What about the positive episodes in that epic historical voyage? Let us choose a modern twentieth century example that many of us remember or at least an historic event most of us are aware of. For example, India can be proud of the abolition of the caste system some 60 years ago. Right? Don’t underestimate the influence of P-B upon Indian behavior or its history.
The castes were originally supposedly professional divisions but were eventually locked rigidly into place by birth and a structure of social rules that governed behavior both between and within them. Historically there were four main castes. At the top were the priests and teachers (Brahmins), next the warriors and rulers (Kshatriyas), third were the merchants (Vaishyas), and the laborers (Shudras). At the bottom the untouchables (Dalits), called Harijans or “children of God” by Mahatma Gandhi.
The Indian caste system today differs only in the details and is incompatible with a society that imagines itself as a democracy. For example, the Vaishya caste has the Gujarati Baniyas who specialize in finance, and the Brahmins have the Tamil who focus on math and classical music. “It’s the equivalent, in America of expecting the Asian kid to have good grades, the black man to be the best dancer and the Jewish guy to be well-read and have some slight mother issues.”
The caste system is vividly felt in both marriage and politics. Surveys reveal that almost half the voting population considers caste the most important reason to vote for a given candidate. Affirmative action is being used to help make up for the lack of education among the Dalits. Upward movement among the untouchables in Indian society has been slow. The vast majority of high paying jobs are held by the top three castes.

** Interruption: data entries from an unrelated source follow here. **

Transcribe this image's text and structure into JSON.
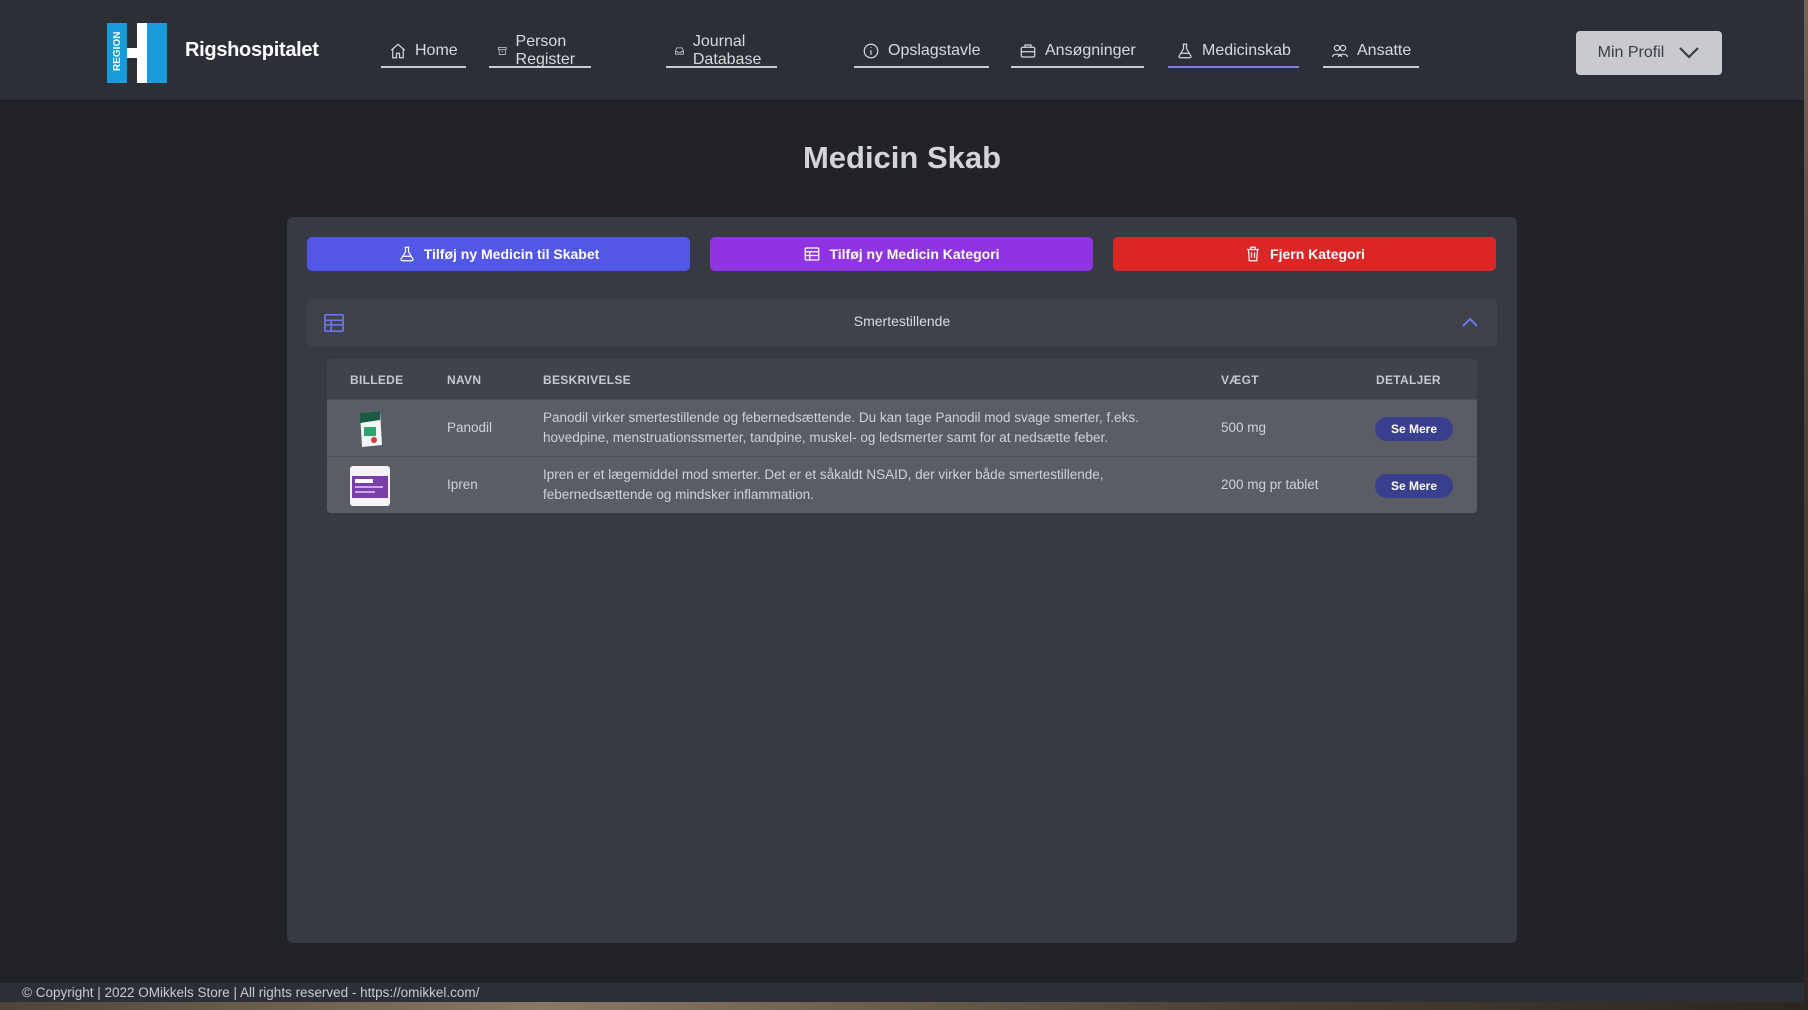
{
  "brand": {
    "logo_text": "REGION",
    "name": "Rigshospitalet"
  },
  "nav": {
    "items": [
      {
        "label": "Home",
        "icon": "home-icon"
      },
      {
        "label": "Person Register",
        "icon": "archive-icon"
      },
      {
        "label": "Journal Database",
        "icon": "inbox-icon"
      },
      {
        "label": "Opslagstavle",
        "icon": "info-icon"
      },
      {
        "label": "Ansøgninger",
        "icon": "briefcase-icon"
      },
      {
        "label": "Medicinskab",
        "icon": "flask-icon",
        "active": true
      },
      {
        "label": "Ansatte",
        "icon": "users-icon"
      }
    ]
  },
  "profile": {
    "label": "Min Profil"
  },
  "page": {
    "title": "Medicin Skab"
  },
  "actions": {
    "add_medicine": "Tilføj ny Medicin til Skabet",
    "add_category": "Tilføj ny Medicin Kategori",
    "remove_category": "Fjern Kategori"
  },
  "category": {
    "title": "Smertestillende"
  },
  "table": {
    "headers": [
      "BILLEDE",
      "NAVN",
      "BESKRIVELSE",
      "VÆGT",
      "DETALJER"
    ],
    "rows": [
      {
        "name": "Panodil",
        "description": "Panodil virker smertestillende og febernedsættende. Du kan tage Panodil mod svage smerter, f.eks. hovedpine, menstruationssmerter, tandpine, muskel- og ledsmerter samt for at nedsætte feber.",
        "weight": "500 mg",
        "details": "Se Mere"
      },
      {
        "name": "Ipren",
        "description": "Ipren er et lægemiddel mod smerter. Det er et såkaldt NSAID, der virker både smertestillende, febernedsættende og mindsker inflammation.",
        "weight": "200 mg pr tablet",
        "details": "Se Mere"
      }
    ]
  },
  "footer": {
    "text": "© Copyright | 2022 OMikkels Store | All rights reserved - https://omikkel.com/"
  },
  "colors": {
    "accent": "#5357e6",
    "purple": "#8f34e0",
    "danger": "#dc2626",
    "logo_blue": "#1a9ad9"
  }
}
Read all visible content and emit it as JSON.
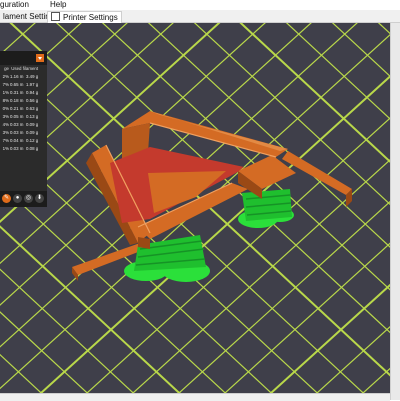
{
  "menubar": {
    "item_configuration": "guration",
    "item_help": "Help"
  },
  "tabs": [
    {
      "label": "lament Settings"
    },
    {
      "label": "Printer Settings"
    }
  ],
  "sidebar": {
    "columns": [
      "ge",
      "Used filament"
    ],
    "rows": [
      {
        "a": "2%",
        "b": "1.16 m",
        "c": "3.49 g"
      },
      {
        "a": "7%",
        "b": "0.65 m",
        "c": "1.97 g"
      },
      {
        "a": "1%",
        "b": "0.31 m",
        "c": "0.94 g"
      },
      {
        "a": "8%",
        "b": "0.18 m",
        "c": "0.56 g"
      },
      {
        "a": "0%",
        "b": "0.21 m",
        "c": "0.63 g"
      },
      {
        "a": "3%",
        "b": "0.05 m",
        "c": "0.13 g"
      },
      {
        "a": "4%",
        "b": "0.03 m",
        "c": "0.09 g"
      },
      {
        "a": "3%",
        "b": "0.03 m",
        "c": "0.09 g"
      },
      {
        "a": "7%",
        "b": "0.04 m",
        "c": "0.12 g"
      },
      {
        "a": "1%",
        "b": "0.03 m",
        "c": "0.08 g"
      }
    ],
    "tool_icons": [
      "edit-icon",
      "drops-icon",
      "shield-icon",
      "download-icon"
    ]
  },
  "colors": {
    "bed": "#3f3f4a",
    "grid": "#b9d84a",
    "part": "#d46b24",
    "part_dark": "#9a4915",
    "infill": "#c43a2d",
    "support": "#2be03a",
    "support_dark": "#169326"
  }
}
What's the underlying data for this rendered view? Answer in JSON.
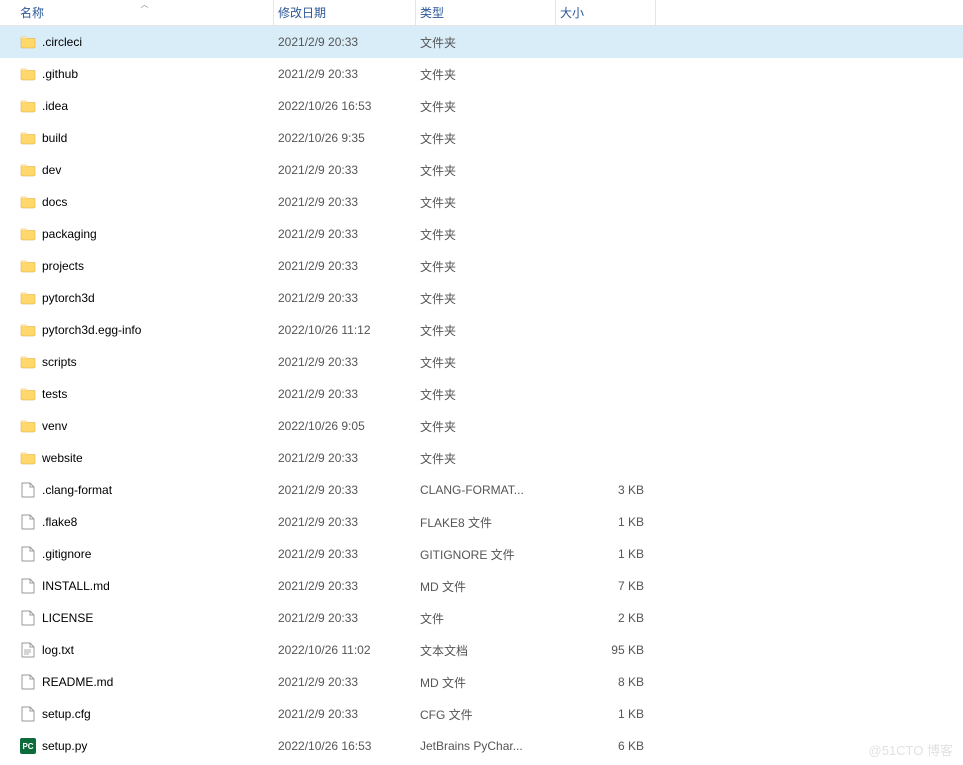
{
  "columns": {
    "name": "名称",
    "date": "修改日期",
    "type": "类型",
    "size": "大小"
  },
  "watermark": "@51CTO 博客",
  "items": [
    {
      "name": ".circleci",
      "date": "2021/2/9 20:33",
      "type": "文件夹",
      "size": "",
      "icon": "folder",
      "selected": true
    },
    {
      "name": ".github",
      "date": "2021/2/9 20:33",
      "type": "文件夹",
      "size": "",
      "icon": "folder"
    },
    {
      "name": ".idea",
      "date": "2022/10/26 16:53",
      "type": "文件夹",
      "size": "",
      "icon": "folder"
    },
    {
      "name": "build",
      "date": "2022/10/26 9:35",
      "type": "文件夹",
      "size": "",
      "icon": "folder"
    },
    {
      "name": "dev",
      "date": "2021/2/9 20:33",
      "type": "文件夹",
      "size": "",
      "icon": "folder"
    },
    {
      "name": "docs",
      "date": "2021/2/9 20:33",
      "type": "文件夹",
      "size": "",
      "icon": "folder"
    },
    {
      "name": "packaging",
      "date": "2021/2/9 20:33",
      "type": "文件夹",
      "size": "",
      "icon": "folder"
    },
    {
      "name": "projects",
      "date": "2021/2/9 20:33",
      "type": "文件夹",
      "size": "",
      "icon": "folder"
    },
    {
      "name": "pytorch3d",
      "date": "2021/2/9 20:33",
      "type": "文件夹",
      "size": "",
      "icon": "folder"
    },
    {
      "name": "pytorch3d.egg-info",
      "date": "2022/10/26 11:12",
      "type": "文件夹",
      "size": "",
      "icon": "folder"
    },
    {
      "name": "scripts",
      "date": "2021/2/9 20:33",
      "type": "文件夹",
      "size": "",
      "icon": "folder"
    },
    {
      "name": "tests",
      "date": "2021/2/9 20:33",
      "type": "文件夹",
      "size": "",
      "icon": "folder"
    },
    {
      "name": "venv",
      "date": "2022/10/26 9:05",
      "type": "文件夹",
      "size": "",
      "icon": "folder"
    },
    {
      "name": "website",
      "date": "2021/2/9 20:33",
      "type": "文件夹",
      "size": "",
      "icon": "folder"
    },
    {
      "name": ".clang-format",
      "date": "2021/2/9 20:33",
      "type": "CLANG-FORMAT...",
      "size": "3 KB",
      "icon": "file"
    },
    {
      "name": ".flake8",
      "date": "2021/2/9 20:33",
      "type": "FLAKE8 文件",
      "size": "1 KB",
      "icon": "file"
    },
    {
      "name": ".gitignore",
      "date": "2021/2/9 20:33",
      "type": "GITIGNORE 文件",
      "size": "1 KB",
      "icon": "file"
    },
    {
      "name": "INSTALL.md",
      "date": "2021/2/9 20:33",
      "type": "MD 文件",
      "size": "7 KB",
      "icon": "file"
    },
    {
      "name": "LICENSE",
      "date": "2021/2/9 20:33",
      "type": "文件",
      "size": "2 KB",
      "icon": "file"
    },
    {
      "name": "log.txt",
      "date": "2022/10/26 11:02",
      "type": "文本文档",
      "size": "95 KB",
      "icon": "text"
    },
    {
      "name": "README.md",
      "date": "2021/2/9 20:33",
      "type": "MD 文件",
      "size": "8 KB",
      "icon": "file"
    },
    {
      "name": "setup.cfg",
      "date": "2021/2/9 20:33",
      "type": "CFG 文件",
      "size": "1 KB",
      "icon": "file"
    },
    {
      "name": "setup.py",
      "date": "2022/10/26 16:53",
      "type": "JetBrains PyChar...",
      "size": "6 KB",
      "icon": "pc"
    }
  ]
}
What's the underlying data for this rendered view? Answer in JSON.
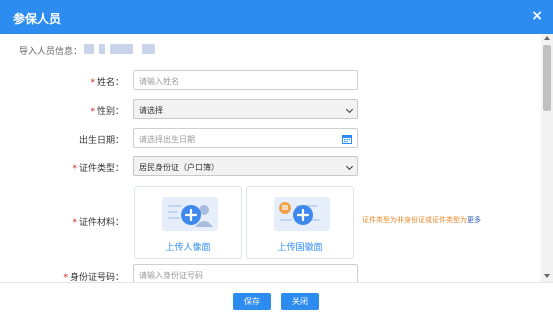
{
  "dialog": {
    "title": "参保人员",
    "close_glyph": "×"
  },
  "import_info": {
    "label": "导入人员信息："
  },
  "form": {
    "name": {
      "label": "姓名：",
      "required": true,
      "placeholder": "请输入姓名"
    },
    "gender": {
      "label": "性别：",
      "required": true,
      "value": "请选择"
    },
    "birth_date": {
      "label": "出生日期：",
      "required": false,
      "placeholder": "请选择出生日期",
      "icon": "calendar-icon"
    },
    "id_type": {
      "label": "证件类型：",
      "required": true,
      "value": "居民身份证（户口簿）"
    },
    "id_material": {
      "label": "证件材料：",
      "required": true,
      "upload_front_label": "上传人像面",
      "upload_back_label": "上传国徽面",
      "note": "证件类型为非身份证或证件类型为",
      "more_link": "更多"
    },
    "id_number": {
      "label": "身份证号码：",
      "required": true,
      "placeholder": "请输入身份证号码"
    }
  },
  "footer": {
    "save_label": "保存",
    "close_label": "关闭"
  },
  "colors": {
    "primary": "#2d8cf0",
    "required": "#e02020",
    "note": "#e98a2b"
  }
}
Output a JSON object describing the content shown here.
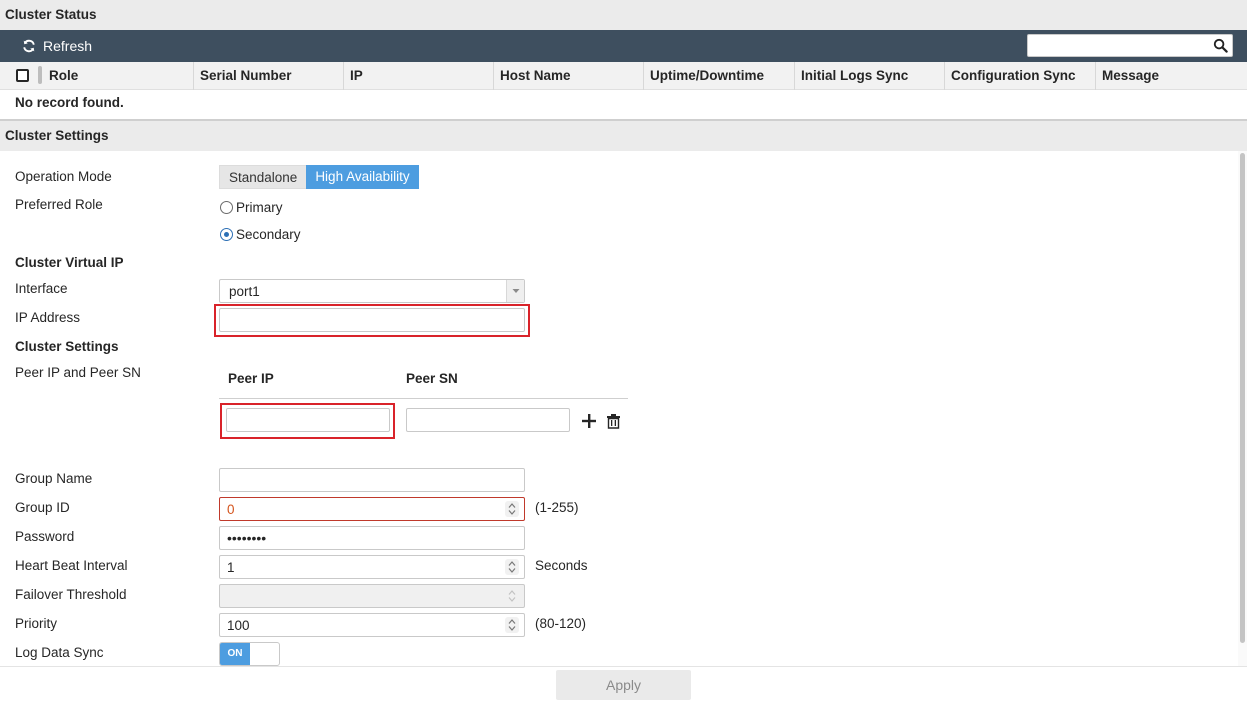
{
  "cluster_status": {
    "title": "Cluster Status",
    "toolbar": {
      "refresh_label": "Refresh",
      "search_value": ""
    },
    "columns": [
      "Role",
      "Serial Number",
      "IP",
      "Host Name",
      "Uptime/Downtime",
      "Initial Logs Sync",
      "Configuration Sync",
      "Message"
    ],
    "empty_text": "No record found."
  },
  "cluster_settings": {
    "title": "Cluster Settings",
    "operation_mode": {
      "label": "Operation Mode",
      "options": [
        "Standalone",
        "High Availability"
      ],
      "selected": "High Availability"
    },
    "preferred_role": {
      "label": "Preferred Role",
      "options": [
        "Primary",
        "Secondary"
      ],
      "selected": "Secondary"
    },
    "cluster_virtual_ip": {
      "heading": "Cluster Virtual IP",
      "interface_label": "Interface",
      "interface_value": "port1",
      "ip_address_label": "IP Address",
      "ip_address_value": ""
    },
    "cluster_settings_heading": "Cluster Settings",
    "peer": {
      "label": "Peer IP and Peer SN",
      "peer_ip_header": "Peer IP",
      "peer_sn_header": "Peer SN",
      "peer_ip_value": "",
      "peer_sn_value": ""
    },
    "group_name": {
      "label": "Group Name",
      "value": ""
    },
    "group_id": {
      "label": "Group ID",
      "value": "0",
      "hint": "(1-255)"
    },
    "password": {
      "label": "Password",
      "value": "••••••••"
    },
    "heartbeat": {
      "label": "Heart Beat Interval",
      "value": "1",
      "unit": "Seconds"
    },
    "failover_threshold": {
      "label": "Failover Threshold",
      "value": ""
    },
    "priority": {
      "label": "Priority",
      "value": "100",
      "hint": "(80-120)"
    },
    "log_data_sync": {
      "label": "Log Data Sync",
      "state": "ON"
    }
  },
  "footer": {
    "apply_label": "Apply"
  },
  "colors": {
    "toolbar": "#3e4f5f",
    "accent": "#4d9de0",
    "error": "#d9232a"
  }
}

The attitudes, beliefs and values of P-B poison all of the world’s societies. Even as a nation’s people strive to become more tolerant of other classes, races and religions, the dynamics of politics continue to have a divisive effect on democratization. Fear-driven competition for what is perceived to be a limited amount of material wealth and power continue to drive the dynamic of shadow projection.
“As India transforms, one might expect caste to dissolve and disappear, but that is not happening. Instead, caste is making its presence felt in ways similar to race in modern America: less important now in jobs and education, but vibrantly alive when it comes to two significant societal markers—marriage and politics.”
The human false self has been controlling history, the cumulative record of human behavior, since we evolved into mammals with a brain conscious enough to remember our past. Only we can change the direction of that history and we are unlikely to do that without a plan. Remember, we are the creature that reasons, but we first have to become conscious. Until then our history, like everything else about us, is not what we imagine it to be.
References and notes are available for this essay.
Find a much more in-depth discussion in the Simple Reality books:
Where Am I? Story – The First Great Question
Who Am I? Identity – The Second Great Question
Why Am I Here? Behavior – The Third Great Question
Science & Philosophy: The Failure of Reason in the Human Community